Being Self-full

spring time renewal

“My cup runneth over. What comes out of the cup is for you. What’s in the cup is mine” – Iyanla Vanzant. 

Ever since I became a mother (18 years ago!), I’ve struggled with balance and even the idea of doing anything for myself first. As mothers, we’re taught (and guilted to believe) that our children come first, and that anything we prioritize over them is an act of selfishness. 

I grappled with this until the day my son looked over at me and said “If it wasn’t for me, you probably would have been a famous artist. You stopped painting to take care of me. You should paint again, mom. Stop worrying so much about me.” Here I thought I would ruin his life if I missed a soccer game or didn’t make him his favorite meals. Meanwhile, what he noticed is that I wasn’t doing any of the things I once loved to do. That was really eye opening for me. To this day, he loves to see me create art and wishes I would just sit down and paint. 

He and I both feel the joy of my self-full passions. When I don’t create art or take care of myself, I’m one grumpy lady and it spills all over this household. How is that loving to my son or to my family? 

If you’re feeling guilty about pursuing a more self-full life, here are 3 tips to help you slowly get started:


By recharge, I don’t mean going to a spa. Yes, that’s great and all but it’s not sustainable for most people to do this often. The feeling of “ahhhhh” is fleeting. Incorporate a bit of me time everyday when and where possible. A bath, a 10-minute walk, a tea ritual, meditation. Set a routine to give yourself the attention that you deserve to connect with your spirit, nature, music or whatever brings you the most comfort and relaxation. 

Related: Checking in with yourself


How you speak about yourself is massive. If you’re a mom, this one is for you. We aim for perfection and beat ourselves up when things don’t go the way we hoped. Trust me, this is a tough one I deal with all the time. My son isn’t doing well in a class. Of course, I figured out a way to blame myself for it. Should I have been more strict? Less strict? Maybe he needed a tutor and it’s my fault I didn’t get him one? The divorce. It must’ve been the divorce that impacted his grades. It’s my fault. I failed at motherhood. If this sounds like you, I get it. Here’s the thing: If you walk around feeling like this it will impact everything else in your life – My cooking is terrible, I’m not very domestic, I’m not smart or talented enough to take that class, I will never lose weight. Get my point? 

Be patient with yourself. Give yourself some grace. You’re doing the best you can. 

Related:  Stop overthinking and just do 


Pursuing the things that bring you joy (a great book, creating art, singing), is the best way to connect back to yourself. Whether you have small goals or mountanious dreams, work on it everyday. Do what you can when you can. But do it.

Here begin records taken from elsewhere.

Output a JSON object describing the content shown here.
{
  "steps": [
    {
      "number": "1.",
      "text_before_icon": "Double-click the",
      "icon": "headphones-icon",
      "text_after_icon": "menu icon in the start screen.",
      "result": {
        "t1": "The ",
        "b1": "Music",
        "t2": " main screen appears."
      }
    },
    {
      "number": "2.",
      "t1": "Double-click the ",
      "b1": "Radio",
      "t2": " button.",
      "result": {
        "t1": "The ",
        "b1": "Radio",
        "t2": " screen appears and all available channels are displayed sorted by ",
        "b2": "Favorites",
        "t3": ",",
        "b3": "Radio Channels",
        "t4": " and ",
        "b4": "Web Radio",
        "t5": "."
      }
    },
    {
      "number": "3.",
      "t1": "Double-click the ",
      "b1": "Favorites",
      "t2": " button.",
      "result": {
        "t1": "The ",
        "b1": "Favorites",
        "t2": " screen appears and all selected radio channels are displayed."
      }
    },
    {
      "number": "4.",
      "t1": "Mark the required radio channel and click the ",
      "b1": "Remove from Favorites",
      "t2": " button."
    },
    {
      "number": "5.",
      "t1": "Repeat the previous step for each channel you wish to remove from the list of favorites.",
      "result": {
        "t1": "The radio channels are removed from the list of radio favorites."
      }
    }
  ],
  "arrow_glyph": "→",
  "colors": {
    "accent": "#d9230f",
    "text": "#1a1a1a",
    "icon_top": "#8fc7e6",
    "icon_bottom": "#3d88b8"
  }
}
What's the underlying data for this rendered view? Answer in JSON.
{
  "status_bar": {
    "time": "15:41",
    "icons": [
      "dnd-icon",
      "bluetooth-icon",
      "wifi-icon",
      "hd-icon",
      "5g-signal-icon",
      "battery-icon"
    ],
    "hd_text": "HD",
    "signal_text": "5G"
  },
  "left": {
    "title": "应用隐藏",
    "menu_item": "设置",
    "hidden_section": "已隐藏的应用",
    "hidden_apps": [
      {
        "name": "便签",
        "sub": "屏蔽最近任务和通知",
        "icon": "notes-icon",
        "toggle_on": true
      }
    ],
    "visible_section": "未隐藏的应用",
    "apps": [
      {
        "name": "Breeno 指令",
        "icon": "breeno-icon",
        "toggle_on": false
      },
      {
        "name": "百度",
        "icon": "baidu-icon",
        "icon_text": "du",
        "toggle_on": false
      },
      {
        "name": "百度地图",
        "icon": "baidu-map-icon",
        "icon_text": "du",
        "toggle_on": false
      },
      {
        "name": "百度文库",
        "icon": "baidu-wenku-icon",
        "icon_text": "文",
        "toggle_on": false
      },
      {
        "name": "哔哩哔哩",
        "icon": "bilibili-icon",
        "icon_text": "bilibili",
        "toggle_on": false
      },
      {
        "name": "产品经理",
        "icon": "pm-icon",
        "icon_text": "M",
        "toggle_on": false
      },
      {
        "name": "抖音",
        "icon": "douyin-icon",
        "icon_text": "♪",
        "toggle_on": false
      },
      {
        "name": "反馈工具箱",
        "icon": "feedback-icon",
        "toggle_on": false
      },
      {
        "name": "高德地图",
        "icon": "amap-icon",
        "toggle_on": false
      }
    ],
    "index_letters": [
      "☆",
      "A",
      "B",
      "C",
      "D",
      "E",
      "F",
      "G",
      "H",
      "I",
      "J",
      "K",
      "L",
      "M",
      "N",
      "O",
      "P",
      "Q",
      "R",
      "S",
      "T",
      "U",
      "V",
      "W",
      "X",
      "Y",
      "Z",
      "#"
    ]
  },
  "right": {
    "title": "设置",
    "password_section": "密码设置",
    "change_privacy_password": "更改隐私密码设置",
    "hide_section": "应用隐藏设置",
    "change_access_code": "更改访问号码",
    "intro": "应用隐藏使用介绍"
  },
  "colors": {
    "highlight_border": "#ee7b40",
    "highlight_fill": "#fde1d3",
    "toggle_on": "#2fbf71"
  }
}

When you’re self-full you have more to bring to the table. You have more to share. More to give. 





Similar Posts

Leave a Reply

Your email address will not be published. Required fields are marked *